* _INPUT MATERIAL_:
________

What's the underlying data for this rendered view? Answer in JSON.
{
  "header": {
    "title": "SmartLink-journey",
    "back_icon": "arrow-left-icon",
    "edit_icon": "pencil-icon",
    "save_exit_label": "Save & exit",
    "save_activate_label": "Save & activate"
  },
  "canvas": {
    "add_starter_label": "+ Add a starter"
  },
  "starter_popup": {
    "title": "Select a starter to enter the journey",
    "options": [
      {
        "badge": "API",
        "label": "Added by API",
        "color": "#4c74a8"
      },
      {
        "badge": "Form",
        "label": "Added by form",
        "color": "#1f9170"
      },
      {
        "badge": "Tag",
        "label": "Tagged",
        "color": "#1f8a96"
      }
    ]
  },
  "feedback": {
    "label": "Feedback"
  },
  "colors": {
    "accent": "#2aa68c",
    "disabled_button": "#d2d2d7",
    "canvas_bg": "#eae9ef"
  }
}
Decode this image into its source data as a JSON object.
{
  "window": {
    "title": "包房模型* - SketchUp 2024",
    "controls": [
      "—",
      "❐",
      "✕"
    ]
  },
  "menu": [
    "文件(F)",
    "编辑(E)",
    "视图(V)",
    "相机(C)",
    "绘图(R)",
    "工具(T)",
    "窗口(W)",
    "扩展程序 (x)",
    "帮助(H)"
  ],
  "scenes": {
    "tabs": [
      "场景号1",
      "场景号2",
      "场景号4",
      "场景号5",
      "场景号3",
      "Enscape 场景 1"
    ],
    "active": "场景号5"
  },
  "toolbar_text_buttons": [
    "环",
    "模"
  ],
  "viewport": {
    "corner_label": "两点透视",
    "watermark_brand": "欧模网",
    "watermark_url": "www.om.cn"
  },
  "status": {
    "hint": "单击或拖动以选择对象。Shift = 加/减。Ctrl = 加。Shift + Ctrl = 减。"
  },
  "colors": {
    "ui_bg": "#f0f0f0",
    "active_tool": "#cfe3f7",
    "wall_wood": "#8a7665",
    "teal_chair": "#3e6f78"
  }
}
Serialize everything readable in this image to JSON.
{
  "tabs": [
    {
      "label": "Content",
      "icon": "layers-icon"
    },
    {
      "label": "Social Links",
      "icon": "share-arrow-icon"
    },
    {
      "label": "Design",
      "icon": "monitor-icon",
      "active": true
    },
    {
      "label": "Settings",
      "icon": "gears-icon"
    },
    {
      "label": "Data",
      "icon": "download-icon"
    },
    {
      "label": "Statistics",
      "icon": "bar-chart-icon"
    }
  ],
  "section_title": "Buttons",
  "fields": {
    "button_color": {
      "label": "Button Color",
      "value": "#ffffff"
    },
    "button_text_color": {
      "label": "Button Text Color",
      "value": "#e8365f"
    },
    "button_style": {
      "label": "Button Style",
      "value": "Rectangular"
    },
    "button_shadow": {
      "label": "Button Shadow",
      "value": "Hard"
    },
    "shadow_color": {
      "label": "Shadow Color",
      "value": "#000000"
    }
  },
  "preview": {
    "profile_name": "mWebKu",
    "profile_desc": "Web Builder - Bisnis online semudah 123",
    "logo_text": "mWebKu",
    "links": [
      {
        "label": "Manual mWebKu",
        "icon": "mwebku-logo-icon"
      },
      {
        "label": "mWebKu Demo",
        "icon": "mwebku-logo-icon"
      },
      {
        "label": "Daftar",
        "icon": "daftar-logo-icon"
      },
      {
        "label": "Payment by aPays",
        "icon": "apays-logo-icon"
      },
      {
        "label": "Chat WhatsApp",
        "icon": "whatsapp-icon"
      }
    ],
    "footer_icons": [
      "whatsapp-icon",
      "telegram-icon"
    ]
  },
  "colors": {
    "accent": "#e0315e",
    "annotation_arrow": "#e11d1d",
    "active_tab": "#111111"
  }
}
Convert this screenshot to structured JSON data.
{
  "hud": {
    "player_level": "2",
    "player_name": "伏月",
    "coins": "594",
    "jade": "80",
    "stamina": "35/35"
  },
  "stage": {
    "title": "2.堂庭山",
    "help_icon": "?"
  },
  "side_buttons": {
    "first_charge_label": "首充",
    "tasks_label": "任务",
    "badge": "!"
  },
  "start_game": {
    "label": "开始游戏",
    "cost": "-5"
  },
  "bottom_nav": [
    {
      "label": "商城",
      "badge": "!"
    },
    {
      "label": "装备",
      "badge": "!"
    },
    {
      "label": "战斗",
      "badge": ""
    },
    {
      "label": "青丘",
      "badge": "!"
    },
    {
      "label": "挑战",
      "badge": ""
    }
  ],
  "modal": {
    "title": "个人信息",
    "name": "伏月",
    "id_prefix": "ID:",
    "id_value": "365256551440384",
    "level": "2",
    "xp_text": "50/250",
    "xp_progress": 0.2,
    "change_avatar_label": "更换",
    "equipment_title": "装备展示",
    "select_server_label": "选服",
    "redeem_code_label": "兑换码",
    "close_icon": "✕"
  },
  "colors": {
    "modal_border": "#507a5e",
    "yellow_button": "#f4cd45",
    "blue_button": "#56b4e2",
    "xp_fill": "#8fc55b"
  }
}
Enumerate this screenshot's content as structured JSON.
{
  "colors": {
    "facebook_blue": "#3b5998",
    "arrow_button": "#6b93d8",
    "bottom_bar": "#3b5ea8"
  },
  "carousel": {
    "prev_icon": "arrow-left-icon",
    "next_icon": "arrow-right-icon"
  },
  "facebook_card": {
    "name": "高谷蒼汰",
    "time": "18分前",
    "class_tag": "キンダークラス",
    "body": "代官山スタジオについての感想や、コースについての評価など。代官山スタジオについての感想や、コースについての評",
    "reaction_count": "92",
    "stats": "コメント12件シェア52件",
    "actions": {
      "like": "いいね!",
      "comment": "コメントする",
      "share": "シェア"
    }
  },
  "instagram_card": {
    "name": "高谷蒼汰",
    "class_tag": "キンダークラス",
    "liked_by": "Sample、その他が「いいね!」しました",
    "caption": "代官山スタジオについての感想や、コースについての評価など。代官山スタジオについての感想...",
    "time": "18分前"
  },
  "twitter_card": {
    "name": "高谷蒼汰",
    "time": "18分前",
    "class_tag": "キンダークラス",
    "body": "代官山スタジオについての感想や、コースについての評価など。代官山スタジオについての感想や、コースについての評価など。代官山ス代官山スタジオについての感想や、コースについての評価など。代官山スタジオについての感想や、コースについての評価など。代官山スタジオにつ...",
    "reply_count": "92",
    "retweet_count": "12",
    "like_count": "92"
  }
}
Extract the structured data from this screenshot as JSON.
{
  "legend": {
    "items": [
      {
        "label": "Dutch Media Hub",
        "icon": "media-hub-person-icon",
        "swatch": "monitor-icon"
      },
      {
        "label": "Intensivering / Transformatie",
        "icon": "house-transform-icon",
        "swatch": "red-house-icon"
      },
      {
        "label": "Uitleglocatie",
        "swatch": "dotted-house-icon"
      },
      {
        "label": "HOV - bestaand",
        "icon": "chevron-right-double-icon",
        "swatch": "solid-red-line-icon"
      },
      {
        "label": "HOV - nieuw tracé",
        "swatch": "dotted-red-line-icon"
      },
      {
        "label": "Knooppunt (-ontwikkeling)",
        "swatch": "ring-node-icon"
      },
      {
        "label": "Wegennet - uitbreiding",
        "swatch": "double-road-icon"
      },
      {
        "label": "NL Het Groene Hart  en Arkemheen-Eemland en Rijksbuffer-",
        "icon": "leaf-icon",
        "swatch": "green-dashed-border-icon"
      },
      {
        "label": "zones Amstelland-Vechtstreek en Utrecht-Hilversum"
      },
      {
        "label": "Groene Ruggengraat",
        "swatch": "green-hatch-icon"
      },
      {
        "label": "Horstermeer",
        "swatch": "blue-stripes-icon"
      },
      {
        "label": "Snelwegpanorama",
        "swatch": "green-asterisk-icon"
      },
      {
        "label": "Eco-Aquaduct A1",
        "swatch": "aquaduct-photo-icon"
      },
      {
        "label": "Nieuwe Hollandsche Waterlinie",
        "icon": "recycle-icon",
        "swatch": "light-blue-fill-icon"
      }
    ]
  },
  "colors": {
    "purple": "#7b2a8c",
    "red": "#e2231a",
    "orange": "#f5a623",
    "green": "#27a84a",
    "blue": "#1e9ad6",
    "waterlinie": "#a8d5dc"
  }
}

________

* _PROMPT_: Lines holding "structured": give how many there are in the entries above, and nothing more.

* _EXERCISE RESULT_: 3